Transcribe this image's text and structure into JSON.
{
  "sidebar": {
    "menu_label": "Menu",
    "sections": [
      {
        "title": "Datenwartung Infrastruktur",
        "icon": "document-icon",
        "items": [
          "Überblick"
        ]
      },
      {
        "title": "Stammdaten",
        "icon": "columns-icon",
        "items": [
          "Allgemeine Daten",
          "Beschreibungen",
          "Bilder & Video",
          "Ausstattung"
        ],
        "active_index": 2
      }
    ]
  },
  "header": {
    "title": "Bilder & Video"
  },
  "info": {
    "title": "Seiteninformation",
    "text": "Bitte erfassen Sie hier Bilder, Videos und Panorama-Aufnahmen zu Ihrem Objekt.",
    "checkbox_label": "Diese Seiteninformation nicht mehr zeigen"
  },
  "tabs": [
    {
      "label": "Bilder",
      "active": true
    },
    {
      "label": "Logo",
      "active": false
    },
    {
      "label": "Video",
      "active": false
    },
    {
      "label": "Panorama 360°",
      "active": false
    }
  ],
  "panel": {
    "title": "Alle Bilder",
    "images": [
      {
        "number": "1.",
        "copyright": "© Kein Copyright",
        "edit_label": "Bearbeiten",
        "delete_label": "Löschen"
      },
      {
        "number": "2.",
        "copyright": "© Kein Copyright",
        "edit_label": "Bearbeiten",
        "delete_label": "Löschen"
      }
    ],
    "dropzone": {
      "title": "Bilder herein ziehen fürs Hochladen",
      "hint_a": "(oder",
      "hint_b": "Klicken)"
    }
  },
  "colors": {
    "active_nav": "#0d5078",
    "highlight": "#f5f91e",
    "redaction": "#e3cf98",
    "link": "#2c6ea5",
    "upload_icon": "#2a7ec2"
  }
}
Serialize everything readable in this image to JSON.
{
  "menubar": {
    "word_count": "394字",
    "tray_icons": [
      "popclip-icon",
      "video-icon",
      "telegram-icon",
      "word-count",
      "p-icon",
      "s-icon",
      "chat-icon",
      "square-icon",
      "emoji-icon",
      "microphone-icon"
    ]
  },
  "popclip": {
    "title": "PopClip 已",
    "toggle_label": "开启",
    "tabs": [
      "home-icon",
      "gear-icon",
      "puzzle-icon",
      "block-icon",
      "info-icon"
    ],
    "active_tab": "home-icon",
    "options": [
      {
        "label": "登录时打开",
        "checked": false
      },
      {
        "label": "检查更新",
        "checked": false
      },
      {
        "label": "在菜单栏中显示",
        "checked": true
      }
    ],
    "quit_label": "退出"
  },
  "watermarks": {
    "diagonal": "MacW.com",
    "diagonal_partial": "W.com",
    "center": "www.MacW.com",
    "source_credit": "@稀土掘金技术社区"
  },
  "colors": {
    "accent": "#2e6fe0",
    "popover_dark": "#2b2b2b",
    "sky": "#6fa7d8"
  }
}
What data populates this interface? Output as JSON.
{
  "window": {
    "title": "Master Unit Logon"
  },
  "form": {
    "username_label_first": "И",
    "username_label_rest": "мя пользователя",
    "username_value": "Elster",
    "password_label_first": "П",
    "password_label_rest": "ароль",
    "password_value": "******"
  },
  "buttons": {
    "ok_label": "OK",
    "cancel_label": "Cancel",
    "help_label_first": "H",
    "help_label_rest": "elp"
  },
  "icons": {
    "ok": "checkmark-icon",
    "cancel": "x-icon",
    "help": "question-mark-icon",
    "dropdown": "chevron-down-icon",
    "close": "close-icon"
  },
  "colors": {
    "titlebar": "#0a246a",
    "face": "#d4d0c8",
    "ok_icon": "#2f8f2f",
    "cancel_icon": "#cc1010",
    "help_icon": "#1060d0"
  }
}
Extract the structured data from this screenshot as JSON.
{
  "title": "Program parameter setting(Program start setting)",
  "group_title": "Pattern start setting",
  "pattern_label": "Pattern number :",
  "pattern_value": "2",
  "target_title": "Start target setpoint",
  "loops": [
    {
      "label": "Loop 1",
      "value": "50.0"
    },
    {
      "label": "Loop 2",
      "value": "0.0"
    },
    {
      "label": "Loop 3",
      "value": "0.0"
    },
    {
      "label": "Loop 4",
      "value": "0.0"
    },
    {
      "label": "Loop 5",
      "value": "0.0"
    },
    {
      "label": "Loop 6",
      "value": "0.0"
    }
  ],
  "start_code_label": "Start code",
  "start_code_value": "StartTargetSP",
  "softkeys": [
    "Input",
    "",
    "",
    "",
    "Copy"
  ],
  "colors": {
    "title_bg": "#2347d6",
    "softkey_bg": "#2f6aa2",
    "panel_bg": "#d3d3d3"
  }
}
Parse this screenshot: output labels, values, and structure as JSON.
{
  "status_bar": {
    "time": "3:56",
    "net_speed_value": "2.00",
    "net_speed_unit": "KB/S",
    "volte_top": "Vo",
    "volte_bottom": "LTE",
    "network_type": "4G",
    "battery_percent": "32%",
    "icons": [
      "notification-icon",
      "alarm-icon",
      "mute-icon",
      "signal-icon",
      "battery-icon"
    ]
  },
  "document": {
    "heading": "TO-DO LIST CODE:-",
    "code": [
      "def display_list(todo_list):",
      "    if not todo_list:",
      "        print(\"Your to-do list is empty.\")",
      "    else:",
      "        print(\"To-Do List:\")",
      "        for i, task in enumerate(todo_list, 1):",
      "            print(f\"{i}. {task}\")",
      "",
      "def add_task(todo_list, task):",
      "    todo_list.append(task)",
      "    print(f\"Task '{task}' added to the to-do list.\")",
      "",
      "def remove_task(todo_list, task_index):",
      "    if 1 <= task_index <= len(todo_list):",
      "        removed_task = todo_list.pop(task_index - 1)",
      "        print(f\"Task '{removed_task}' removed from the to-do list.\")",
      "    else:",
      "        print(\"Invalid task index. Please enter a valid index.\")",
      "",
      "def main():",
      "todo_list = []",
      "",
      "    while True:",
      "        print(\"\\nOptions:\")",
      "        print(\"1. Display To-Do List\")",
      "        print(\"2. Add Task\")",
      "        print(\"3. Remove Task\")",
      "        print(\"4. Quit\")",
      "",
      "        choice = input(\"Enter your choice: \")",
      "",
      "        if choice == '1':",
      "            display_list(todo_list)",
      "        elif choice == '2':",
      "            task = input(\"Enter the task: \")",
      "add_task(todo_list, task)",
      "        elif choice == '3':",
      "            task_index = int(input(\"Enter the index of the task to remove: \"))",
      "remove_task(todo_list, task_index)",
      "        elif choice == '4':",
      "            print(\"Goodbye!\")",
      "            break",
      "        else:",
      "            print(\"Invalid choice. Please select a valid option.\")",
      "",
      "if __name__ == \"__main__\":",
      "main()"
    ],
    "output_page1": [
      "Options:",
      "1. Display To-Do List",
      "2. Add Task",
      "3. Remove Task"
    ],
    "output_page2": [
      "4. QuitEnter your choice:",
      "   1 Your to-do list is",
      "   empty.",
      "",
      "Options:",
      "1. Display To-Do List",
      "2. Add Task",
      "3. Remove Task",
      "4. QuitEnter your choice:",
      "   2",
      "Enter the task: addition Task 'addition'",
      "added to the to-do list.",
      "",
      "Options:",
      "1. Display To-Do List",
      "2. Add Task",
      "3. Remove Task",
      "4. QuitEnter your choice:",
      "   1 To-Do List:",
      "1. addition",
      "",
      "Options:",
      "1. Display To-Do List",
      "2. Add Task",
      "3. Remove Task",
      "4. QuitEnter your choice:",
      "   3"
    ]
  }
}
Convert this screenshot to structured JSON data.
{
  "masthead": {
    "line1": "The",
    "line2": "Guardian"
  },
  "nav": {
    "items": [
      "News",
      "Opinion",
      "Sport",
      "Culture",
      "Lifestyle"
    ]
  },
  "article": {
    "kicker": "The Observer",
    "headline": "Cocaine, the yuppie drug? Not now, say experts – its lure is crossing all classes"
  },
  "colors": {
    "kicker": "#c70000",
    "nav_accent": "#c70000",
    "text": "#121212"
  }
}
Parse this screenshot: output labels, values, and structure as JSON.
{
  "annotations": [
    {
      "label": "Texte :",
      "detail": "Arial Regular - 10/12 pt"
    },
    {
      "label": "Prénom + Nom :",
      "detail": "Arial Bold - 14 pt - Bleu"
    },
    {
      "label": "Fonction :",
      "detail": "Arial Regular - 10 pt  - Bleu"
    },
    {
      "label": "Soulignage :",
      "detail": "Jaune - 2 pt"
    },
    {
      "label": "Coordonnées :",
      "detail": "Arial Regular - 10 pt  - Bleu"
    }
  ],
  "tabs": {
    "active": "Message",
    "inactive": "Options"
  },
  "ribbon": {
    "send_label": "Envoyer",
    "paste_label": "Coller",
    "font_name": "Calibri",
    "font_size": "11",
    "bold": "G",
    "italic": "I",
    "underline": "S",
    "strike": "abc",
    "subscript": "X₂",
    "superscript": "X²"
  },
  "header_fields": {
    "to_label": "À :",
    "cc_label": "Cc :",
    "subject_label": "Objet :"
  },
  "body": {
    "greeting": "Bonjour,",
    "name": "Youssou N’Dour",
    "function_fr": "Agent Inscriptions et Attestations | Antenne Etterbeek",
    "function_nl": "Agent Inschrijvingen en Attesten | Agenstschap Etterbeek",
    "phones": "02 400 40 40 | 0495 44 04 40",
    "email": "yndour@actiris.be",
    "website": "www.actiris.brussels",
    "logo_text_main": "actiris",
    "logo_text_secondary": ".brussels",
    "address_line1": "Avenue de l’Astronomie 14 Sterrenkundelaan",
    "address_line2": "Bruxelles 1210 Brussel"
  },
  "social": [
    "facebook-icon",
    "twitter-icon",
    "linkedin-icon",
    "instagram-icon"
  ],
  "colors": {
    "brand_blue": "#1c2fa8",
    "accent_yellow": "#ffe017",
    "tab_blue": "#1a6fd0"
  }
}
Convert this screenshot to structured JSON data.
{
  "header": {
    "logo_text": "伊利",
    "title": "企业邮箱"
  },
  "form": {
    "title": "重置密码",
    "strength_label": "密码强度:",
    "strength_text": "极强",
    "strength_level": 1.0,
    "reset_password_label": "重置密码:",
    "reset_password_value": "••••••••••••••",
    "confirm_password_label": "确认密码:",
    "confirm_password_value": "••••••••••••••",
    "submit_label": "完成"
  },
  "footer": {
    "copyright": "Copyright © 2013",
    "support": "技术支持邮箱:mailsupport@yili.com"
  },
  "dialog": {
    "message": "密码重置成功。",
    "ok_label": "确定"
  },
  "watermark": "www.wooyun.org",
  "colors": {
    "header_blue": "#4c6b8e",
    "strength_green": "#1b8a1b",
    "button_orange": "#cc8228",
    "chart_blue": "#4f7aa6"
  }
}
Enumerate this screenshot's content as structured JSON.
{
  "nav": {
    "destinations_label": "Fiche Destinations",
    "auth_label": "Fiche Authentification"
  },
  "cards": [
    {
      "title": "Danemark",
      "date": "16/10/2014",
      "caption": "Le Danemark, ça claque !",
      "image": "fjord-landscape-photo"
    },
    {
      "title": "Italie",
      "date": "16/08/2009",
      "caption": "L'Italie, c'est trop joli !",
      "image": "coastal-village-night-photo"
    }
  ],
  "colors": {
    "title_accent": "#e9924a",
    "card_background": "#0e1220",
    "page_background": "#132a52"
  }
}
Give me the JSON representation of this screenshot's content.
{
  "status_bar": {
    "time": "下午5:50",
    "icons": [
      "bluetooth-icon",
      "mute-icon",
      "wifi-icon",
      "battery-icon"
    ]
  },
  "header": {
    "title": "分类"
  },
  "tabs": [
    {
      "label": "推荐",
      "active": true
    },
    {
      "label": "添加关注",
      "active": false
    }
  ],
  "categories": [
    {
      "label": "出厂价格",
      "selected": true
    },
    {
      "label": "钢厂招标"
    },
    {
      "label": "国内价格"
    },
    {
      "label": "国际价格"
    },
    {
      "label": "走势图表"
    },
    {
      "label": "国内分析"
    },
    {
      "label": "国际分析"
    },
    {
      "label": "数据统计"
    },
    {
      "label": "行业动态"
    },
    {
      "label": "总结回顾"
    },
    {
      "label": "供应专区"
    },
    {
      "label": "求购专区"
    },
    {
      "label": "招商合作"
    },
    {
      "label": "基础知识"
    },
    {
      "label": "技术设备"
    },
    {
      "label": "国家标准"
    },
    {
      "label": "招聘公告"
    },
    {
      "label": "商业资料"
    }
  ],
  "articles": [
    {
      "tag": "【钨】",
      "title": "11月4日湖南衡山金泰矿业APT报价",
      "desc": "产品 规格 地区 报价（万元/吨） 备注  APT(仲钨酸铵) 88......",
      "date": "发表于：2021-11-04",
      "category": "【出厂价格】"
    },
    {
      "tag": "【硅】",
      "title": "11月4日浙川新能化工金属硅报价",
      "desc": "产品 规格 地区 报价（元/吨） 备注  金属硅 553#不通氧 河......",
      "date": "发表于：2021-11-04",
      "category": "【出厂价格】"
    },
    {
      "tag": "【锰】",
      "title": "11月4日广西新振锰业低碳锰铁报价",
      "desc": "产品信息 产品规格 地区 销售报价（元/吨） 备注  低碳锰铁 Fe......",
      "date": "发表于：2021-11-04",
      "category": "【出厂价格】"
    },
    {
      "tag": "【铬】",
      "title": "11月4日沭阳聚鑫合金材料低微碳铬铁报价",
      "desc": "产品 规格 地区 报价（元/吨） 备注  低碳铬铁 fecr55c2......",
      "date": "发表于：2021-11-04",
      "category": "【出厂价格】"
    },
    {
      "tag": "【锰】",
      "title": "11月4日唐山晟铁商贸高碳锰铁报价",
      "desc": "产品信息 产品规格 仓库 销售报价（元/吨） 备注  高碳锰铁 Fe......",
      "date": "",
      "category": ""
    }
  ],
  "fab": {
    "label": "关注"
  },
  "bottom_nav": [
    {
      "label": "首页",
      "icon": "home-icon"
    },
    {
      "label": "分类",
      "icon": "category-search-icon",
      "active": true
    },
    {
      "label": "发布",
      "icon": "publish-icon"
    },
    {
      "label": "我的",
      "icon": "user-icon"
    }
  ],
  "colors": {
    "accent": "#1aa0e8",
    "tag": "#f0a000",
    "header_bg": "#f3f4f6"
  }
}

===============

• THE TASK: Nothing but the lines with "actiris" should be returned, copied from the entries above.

• RESULT BELOW:
    "email": "yndour@actiris.be",
    "website": "www.actiris.brussels",
    "logo_text_main": "actiris",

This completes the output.